Skip to main content

Quantitative Research

Encyclopedia
Edited by: Published: 2010
+- LessMore information
Download PDF

Quantitative research studies produce results that can be used to describe or note numerical changes in measurable characteristics of a population of interest; generalize to other, similar situations; provide explanations of predictions; and explain causal relationships. The fundamental philosophy underlying quantitative research is known as positivism, which is based on the scientific method of research. Measurement is necessary if the scientific method is to be used. The scientific method involves an empirical or theoretical basis for the investigation of populations and samples. Hypotheses must be formulated, and observable and measurable data must be gathered. Appropriate mathematical procedures must be used for the statistical analyses required for hypothesis testing.

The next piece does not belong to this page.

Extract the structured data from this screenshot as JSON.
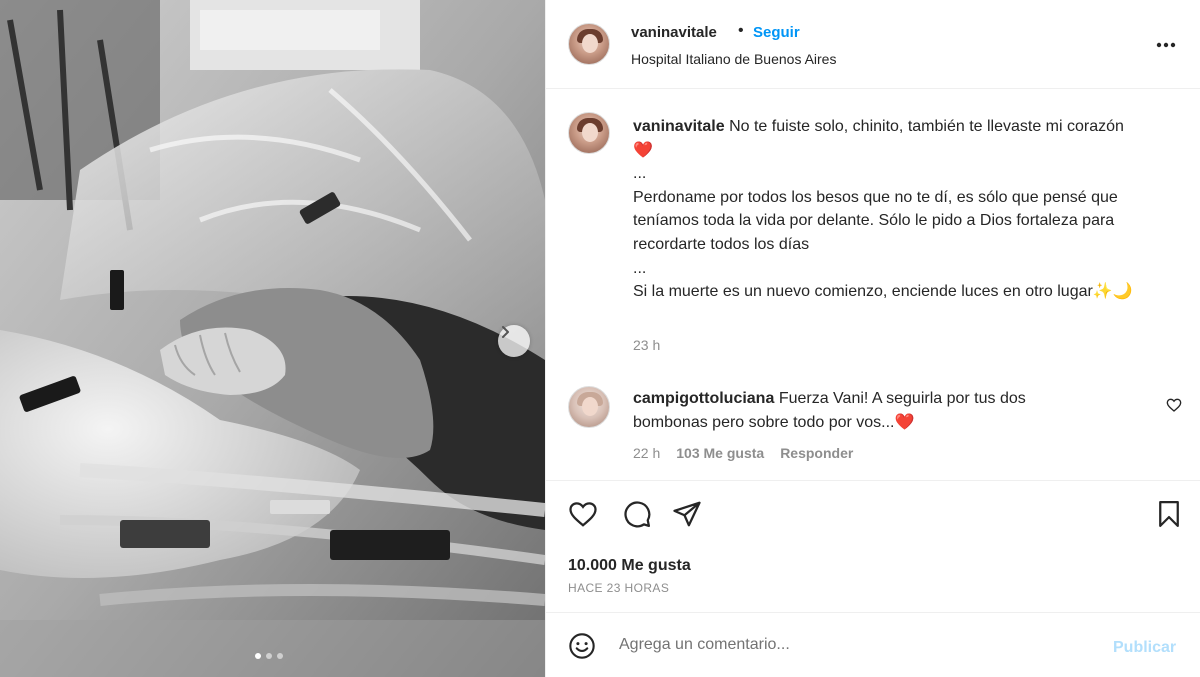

Quantitative methods depend on the design of the study (experimental, quasi-experimental, non-experimental). Study design takes into account all ...

Looks like you do not have access to this content.

Reader's Guide

  • All
  • A
  • B
  • C
  • D
  • E
  • F
  • G
  • H
  • I
  • J
  • K
  • L
  • M
  • N
  • O
  • P
  • Q
  • R
  • S
  • T
  • U
  • V
  • W
  • X
  • Y
  • Z

      Copy and paste the following HTML into your website